→ What you will do: Pull every line holding the string "title" from the records below.

Records from a dataset

- - -

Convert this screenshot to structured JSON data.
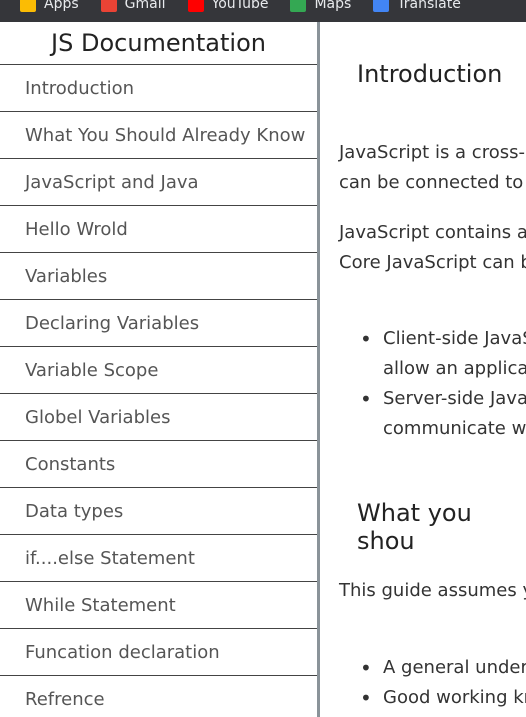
{
  "bookmarks": [
    {
      "label": "Apps",
      "icon": "apps-grid-icon",
      "color": "#fbbc04"
    },
    {
      "label": "Gmail",
      "icon": "gmail-icon",
      "color": "#ea4335"
    },
    {
      "label": "YouTube",
      "icon": "youtube-icon",
      "color": "#ff0000"
    },
    {
      "label": "Maps",
      "icon": "maps-icon",
      "color": "#34a853"
    },
    {
      "label": "Translate",
      "icon": "translate-icon",
      "color": "#4285f4"
    }
  ],
  "nav": {
    "title": "JS Documentation",
    "items": [
      "Introduction",
      "What You Should Already Know",
      "JavaScript and Java",
      "Hello Wrold",
      "Variables",
      "Declaring Variables",
      "Variable Scope",
      "Globel Variables",
      "Constants",
      "Data types",
      "if....else Statement",
      "While Statement",
      "Funcation declaration",
      "Refrence"
    ]
  },
  "main": {
    "section1": {
      "heading": "Introduction",
      "p1_line1": "JavaScript is a cross-p",
      "p1_line2": "can be connected to t",
      "p2_line1": "JavaScript contains a",
      "p2_line2": "Core JavaScript can b",
      "bullets": [
        {
          "line1": "Client-side JavaS",
          "line2": "allow an applicat"
        },
        {
          "line1": "Server-side JavaS",
          "line2": "communicate wi"
        }
      ]
    },
    "section2": {
      "heading": "What you shou",
      "p1": "This guide assumes y",
      "bullets": [
        "A general unders",
        "Good working kn"
      ]
    }
  }
}
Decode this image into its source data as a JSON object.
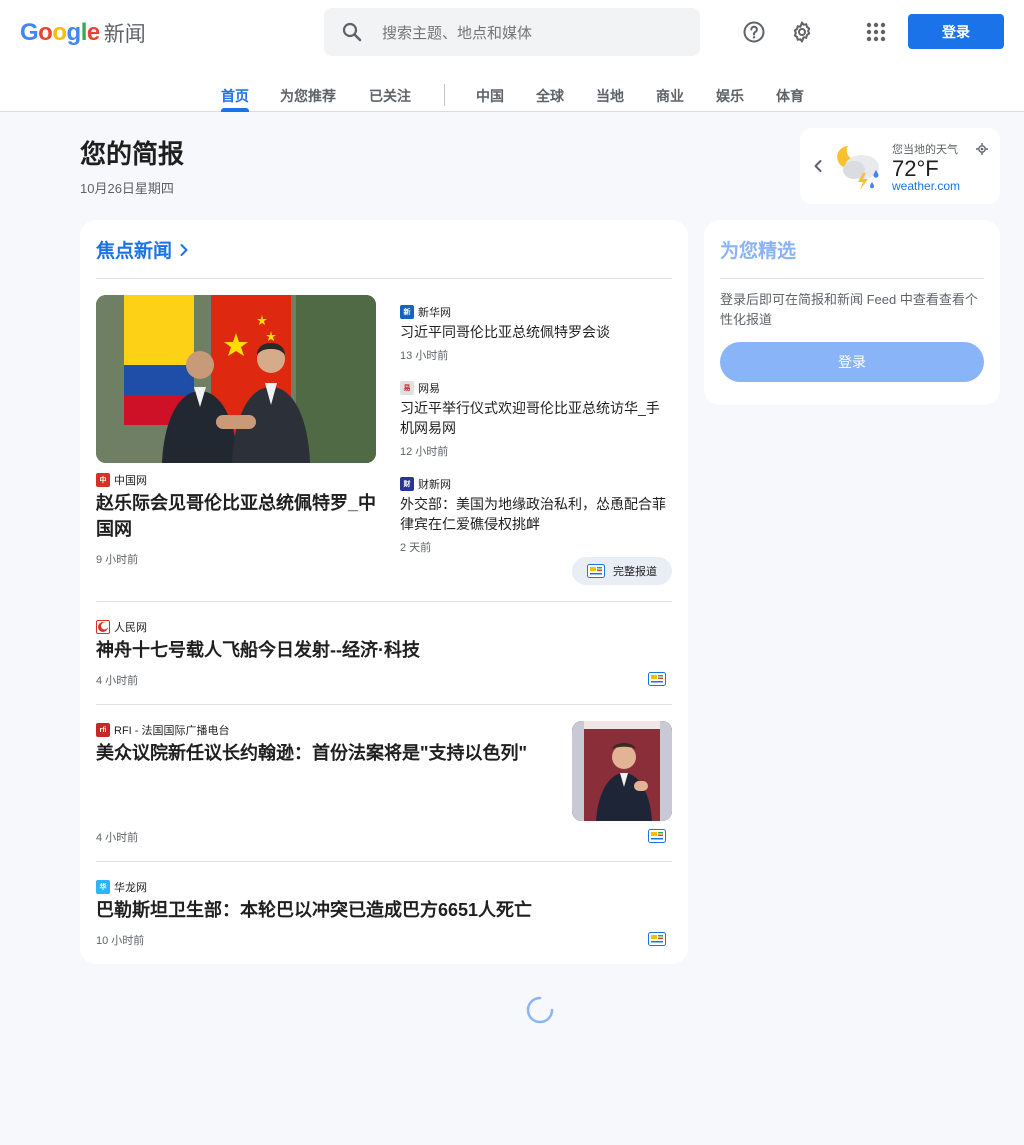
{
  "header": {
    "logo_letters": [
      "G",
      "o",
      "o",
      "g",
      "l",
      "e"
    ],
    "logo_colors": [
      "#4285f4",
      "#ea4335",
      "#fbbc05",
      "#4285f4",
      "#34a853",
      "#ea4335"
    ],
    "product_name": "新闻",
    "search_placeholder": "搜索主题、地点和媒体",
    "login_label": "登录",
    "icons": [
      "search-icon",
      "help-icon",
      "settings-icon",
      "apps-icon"
    ]
  },
  "tabs": [
    {
      "label": "首页",
      "active": true
    },
    {
      "label": "为您推荐"
    },
    {
      "label": "已关注"
    },
    {
      "label": "中国"
    },
    {
      "label": "全球"
    },
    {
      "label": "当地"
    },
    {
      "label": "商业"
    },
    {
      "label": "娱乐"
    },
    {
      "label": "体育"
    }
  ],
  "briefing": {
    "title": "您的简报",
    "date": "10月26日星期四"
  },
  "weather": {
    "label": "您当地的天气",
    "temp": "72°F",
    "source": "weather.com"
  },
  "top_stories": {
    "title": "焦点新闻",
    "lead": {
      "source": "中国网",
      "headline": "赵乐际会见哥伦比亚总统佩特罗_中国网",
      "time": "9 小时前"
    },
    "related": [
      {
        "source": "新华网",
        "headline": "习近平同哥伦比亚总统佩特罗会谈",
        "time": "13 小时前"
      },
      {
        "source": "网易",
        "headline": "习近平举行仪式欢迎哥伦比亚总统访华_手机网易网",
        "time": "12 小时前"
      },
      {
        "source": "财新网",
        "headline": "外交部：美国为地缘政治私利，怂恿配合菲律宾在仁爱礁侵权挑衅",
        "time": "2 天前"
      }
    ],
    "full_coverage_label": "完整报道",
    "stories": [
      {
        "source": "人民网",
        "headline": "神舟十七号载人飞船今日发射--经济·科技",
        "time": "4 小时前"
      },
      {
        "source": "RFI - 法国国际广播电台",
        "headline": "美众议院新任议长约翰逊：首份法案将是\"支持以色列\"",
        "time": "4 小时前"
      },
      {
        "source": "华龙网",
        "headline": "巴勒斯坦卫生部：本轮巴以冲突已造成巴方6651人死亡",
        "time": "10 小时前"
      }
    ]
  },
  "picks": {
    "title": "为您精选",
    "text": "登录后即可在简报和新闻 Feed 中查看查看个性化报道",
    "button": "登录"
  },
  "colors": {
    "accent": "#1a73e8",
    "accent_light": "#8ab4f8",
    "background": "#f6f8fc"
  }
}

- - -

→ Expected answer:
    "title": "JS Documentation",
    "title": "您的简报",
    "title": "焦点新闻",
    "title": "为您精选",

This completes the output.